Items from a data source
"""

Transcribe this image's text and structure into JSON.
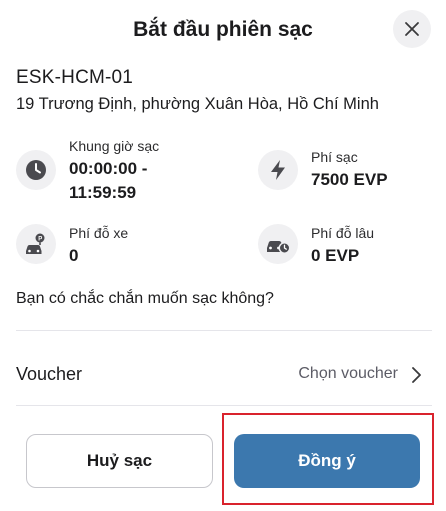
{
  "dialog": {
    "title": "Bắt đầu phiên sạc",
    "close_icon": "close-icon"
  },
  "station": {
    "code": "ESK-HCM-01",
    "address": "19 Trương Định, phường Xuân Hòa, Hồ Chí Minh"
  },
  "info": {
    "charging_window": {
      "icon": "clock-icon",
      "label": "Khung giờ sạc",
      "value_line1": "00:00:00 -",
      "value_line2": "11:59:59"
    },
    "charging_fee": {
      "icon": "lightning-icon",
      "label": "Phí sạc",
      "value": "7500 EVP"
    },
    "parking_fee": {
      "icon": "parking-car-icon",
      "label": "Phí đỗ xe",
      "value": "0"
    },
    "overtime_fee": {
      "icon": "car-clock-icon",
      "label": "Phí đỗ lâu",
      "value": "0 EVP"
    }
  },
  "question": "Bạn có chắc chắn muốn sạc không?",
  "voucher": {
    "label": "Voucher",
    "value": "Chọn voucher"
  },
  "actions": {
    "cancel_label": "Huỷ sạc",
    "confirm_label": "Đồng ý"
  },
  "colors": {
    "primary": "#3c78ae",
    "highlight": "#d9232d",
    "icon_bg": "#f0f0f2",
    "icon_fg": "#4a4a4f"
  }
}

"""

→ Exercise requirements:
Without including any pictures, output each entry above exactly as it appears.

→ Solution for this problem:
Transcribe this image's text and structure into JSON.
{
  "dialog": {
    "title": "Bắt đầu phiên sạc",
    "close_icon": "close-icon"
  },
  "station": {
    "code": "ESK-HCM-01",
    "address": "19 Trương Định, phường Xuân Hòa, Hồ Chí Minh"
  },
  "info": {
    "charging_window": {
      "icon": "clock-icon",
      "label": "Khung giờ sạc",
      "value_line1": "00:00:00 -",
      "value_line2": "11:59:59"
    },
    "charging_fee": {
      "icon": "lightning-icon",
      "label": "Phí sạc",
      "value": "7500 EVP"
    },
    "parking_fee": {
      "icon": "parking-car-icon",
      "label": "Phí đỗ xe",
      "value": "0"
    },
    "overtime_fee": {
      "icon": "car-clock-icon",
      "label": "Phí đỗ lâu",
      "value": "0 EVP"
    }
  },
  "question": "Bạn có chắc chắn muốn sạc không?",
  "voucher": {
    "label": "Voucher",
    "value": "Chọn voucher"
  },
  "actions": {
    "cancel_label": "Huỷ sạc",
    "confirm_label": "Đồng ý"
  },
  "colors": {
    "primary": "#3c78ae",
    "highlight": "#d9232d",
    "icon_bg": "#f0f0f2",
    "icon_fg": "#4a4a4f"
  }
}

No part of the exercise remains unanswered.